*** DATA EXCERPTS ***
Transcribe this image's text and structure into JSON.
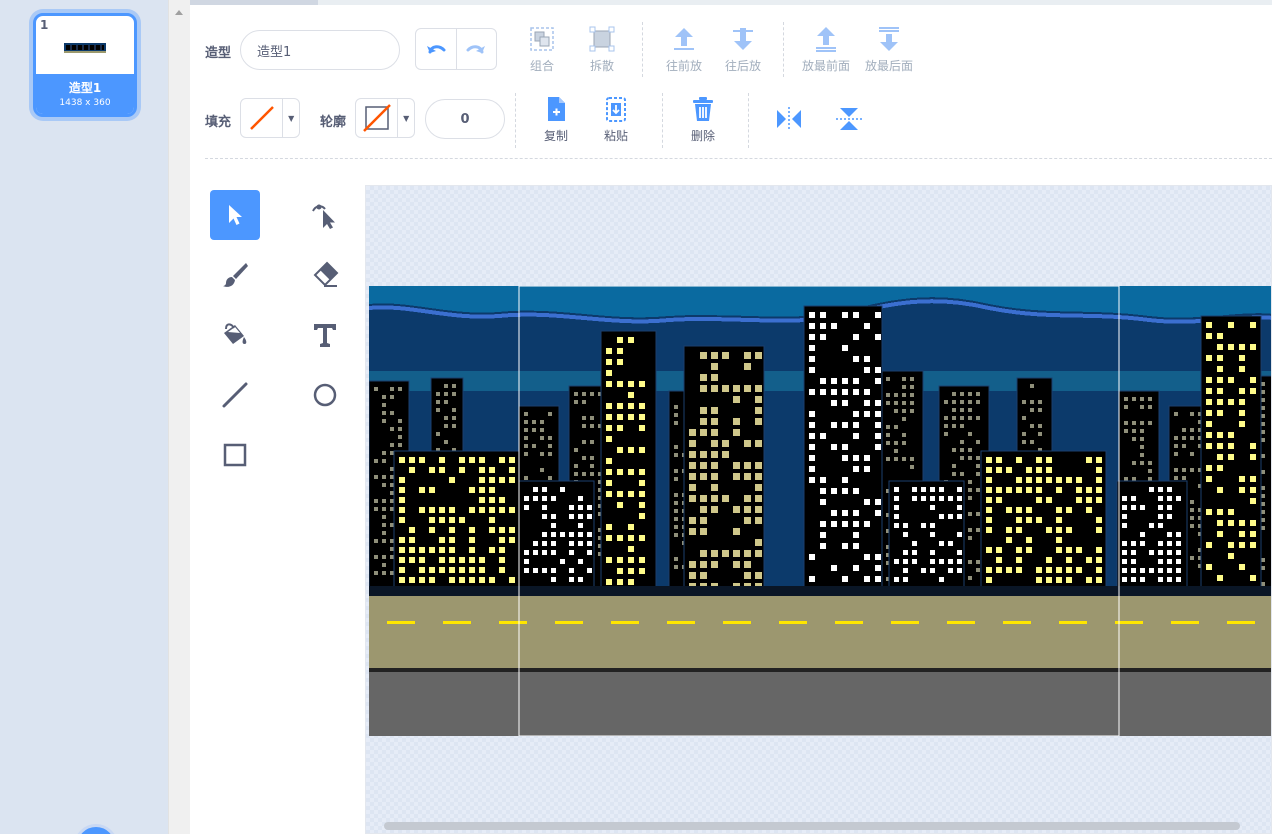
{
  "costumes": [
    {
      "number": "1",
      "name": "造型1",
      "size": "1438 x 360"
    }
  ],
  "toolbar": {
    "costume_label": "造型",
    "costume_name": "造型1",
    "group_label": "组合",
    "ungroup_label": "拆散",
    "forward_label": "往前放",
    "backward_label": "往后放",
    "front_label": "放最前面",
    "back_label": "放最后面",
    "fill_label": "填充",
    "outline_label": "轮廓",
    "outline_width": "0",
    "copy_label": "复制",
    "paste_label": "粘贴",
    "delete_label": "删除"
  },
  "icons": {
    "undo": "undo-icon",
    "redo": "redo-icon",
    "group": "group-icon",
    "ungroup": "ungroup-icon",
    "forward": "forward-icon",
    "backward": "backward-icon",
    "front": "front-icon",
    "back": "back-icon",
    "copy": "copy-icon",
    "paste": "paste-icon",
    "delete": "trash-icon",
    "flip_h": "flip-horizontal-icon",
    "flip_v": "flip-vertical-icon"
  },
  "tools": [
    "select",
    "reshape",
    "brush",
    "eraser",
    "fill",
    "text",
    "line",
    "circle",
    "rectangle"
  ],
  "active_tool": "select",
  "colors": {
    "accent": "#4c97ff",
    "text": "#575e75",
    "disabled": "#a2aebd",
    "no_color_slash": "#ff5500"
  }
}
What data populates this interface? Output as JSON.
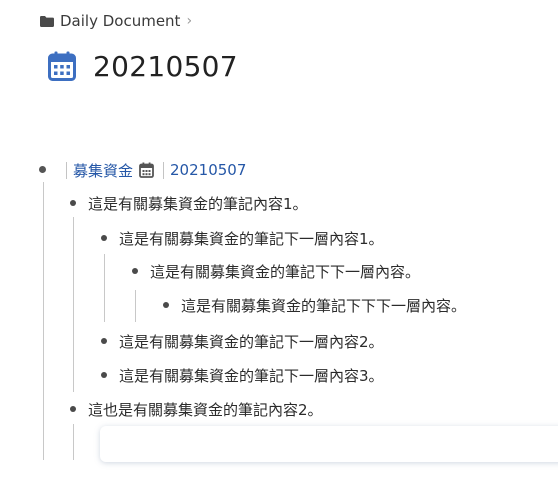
{
  "breadcrumb": {
    "folder_icon": "folder-icon",
    "label": "Daily Document",
    "separator": "›"
  },
  "page": {
    "icon": "calendar-icon",
    "title": "20210507"
  },
  "outline": {
    "root": {
      "tag": "募集資金",
      "tag_icon": "calendar-icon",
      "date": "20210507"
    },
    "items": [
      "這是有關募集資金的筆記內容1。",
      "這是有關募集資金的筆記下一層內容1。",
      "這是有關募集資金的筆記下下一層內容。",
      "這是有關募集資金的筆記下下下一層內容。",
      "這是有關募集資金的筆記下一層內容2。",
      "這是有關募集資金的筆記下一層內容3。",
      "這也是有關募集資金的筆記內容2。"
    ]
  },
  "colors": {
    "link": "#2557a7",
    "calendar_icon": "#3d6fc1",
    "guide": "#c8c8c8"
  }
}
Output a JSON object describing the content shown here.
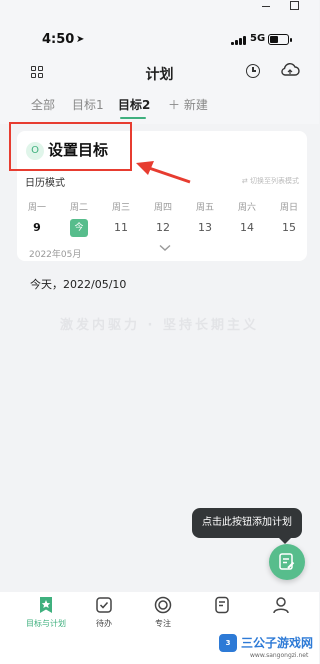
{
  "status_bar": {
    "time": "4:50",
    "network": "5G"
  },
  "header": {
    "title": "计划"
  },
  "tabs": [
    {
      "label": "全部",
      "active": false
    },
    {
      "label": "目标1",
      "active": false
    },
    {
      "label": "目标2",
      "active": true
    },
    {
      "label": "＋ 新建",
      "active": false
    }
  ],
  "goal_card": {
    "circle_letter": "O",
    "title": "设置目标",
    "mode_label": "日历模式",
    "switch_label": "⇄ 切换至列表模式",
    "weekdays": [
      "周一",
      "周二",
      "周三",
      "周四",
      "周五",
      "周六",
      "周日"
    ],
    "dates": [
      "9",
      "今",
      "11",
      "12",
      "13",
      "14",
      "15"
    ],
    "month": "2022年05月"
  },
  "today_line": "今天，2022/05/10",
  "slogan": "激发内驱力 · 坚持长期主义",
  "tooltip": "点击此按钮添加计划",
  "bottom_nav": [
    {
      "label": "目标与计划",
      "icon": "star-book-icon",
      "active": true
    },
    {
      "label": "待办",
      "icon": "check-box-icon",
      "active": false
    },
    {
      "label": "专注",
      "icon": "focus-ring-icon",
      "active": false
    },
    {
      "label": "",
      "icon": "note-icon",
      "active": false
    },
    {
      "label": "",
      "icon": "profile-icon",
      "active": false
    }
  ],
  "watermark": {
    "logo": "3",
    "title": "三公子游戏网",
    "url": "www.sangongzi.net"
  },
  "colors": {
    "accent": "#3fb07e",
    "annotation": "#e73c30",
    "tooltip_bg": "#333638"
  }
}
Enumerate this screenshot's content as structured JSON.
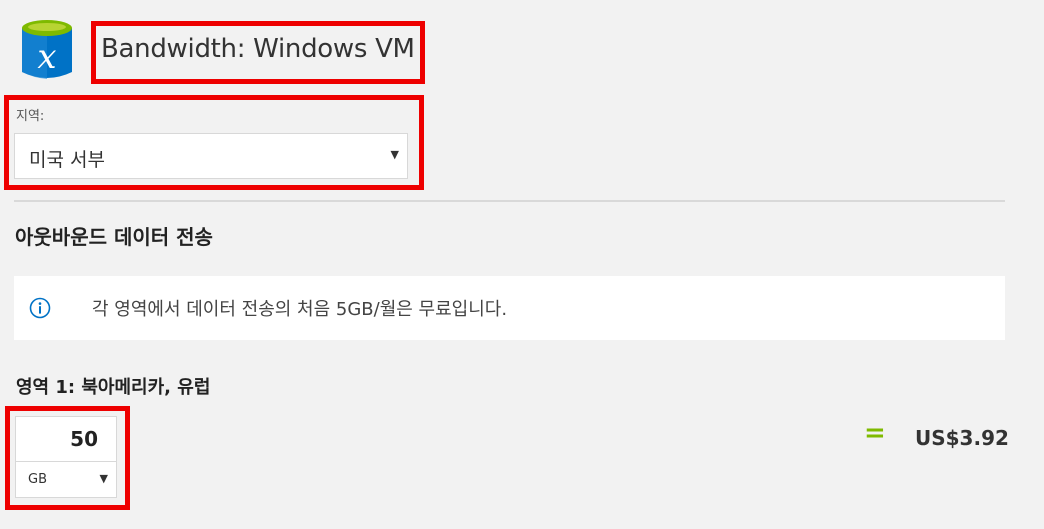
{
  "product": {
    "icon": "sql-database-icon",
    "title": "Bandwidth: Windows VM"
  },
  "region": {
    "label": "지역:",
    "selected": "미국 서부"
  },
  "section": {
    "heading": "아웃바운드 데이터 전송"
  },
  "info": {
    "icon": "info-icon",
    "text": "각 영역에서 데이터 전송의 처음 5GB/월은 무료입니다."
  },
  "zone": {
    "heading": "영역 1: 북아메리카, 유럽",
    "quantity": "50",
    "unit": "GB",
    "equals": "=",
    "price": "US$3.92"
  },
  "colors": {
    "highlight": "#ee0000",
    "accent_green": "#7fba00",
    "icon_blue": "#0072c6",
    "icon_cap_green": "#7fba00"
  }
}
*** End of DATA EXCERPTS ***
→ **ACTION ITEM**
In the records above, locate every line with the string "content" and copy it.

→ **ANSWER SECTION**
Output a JSON object describing the content shown here.
Enumerate this screenshot's content as structured JSON.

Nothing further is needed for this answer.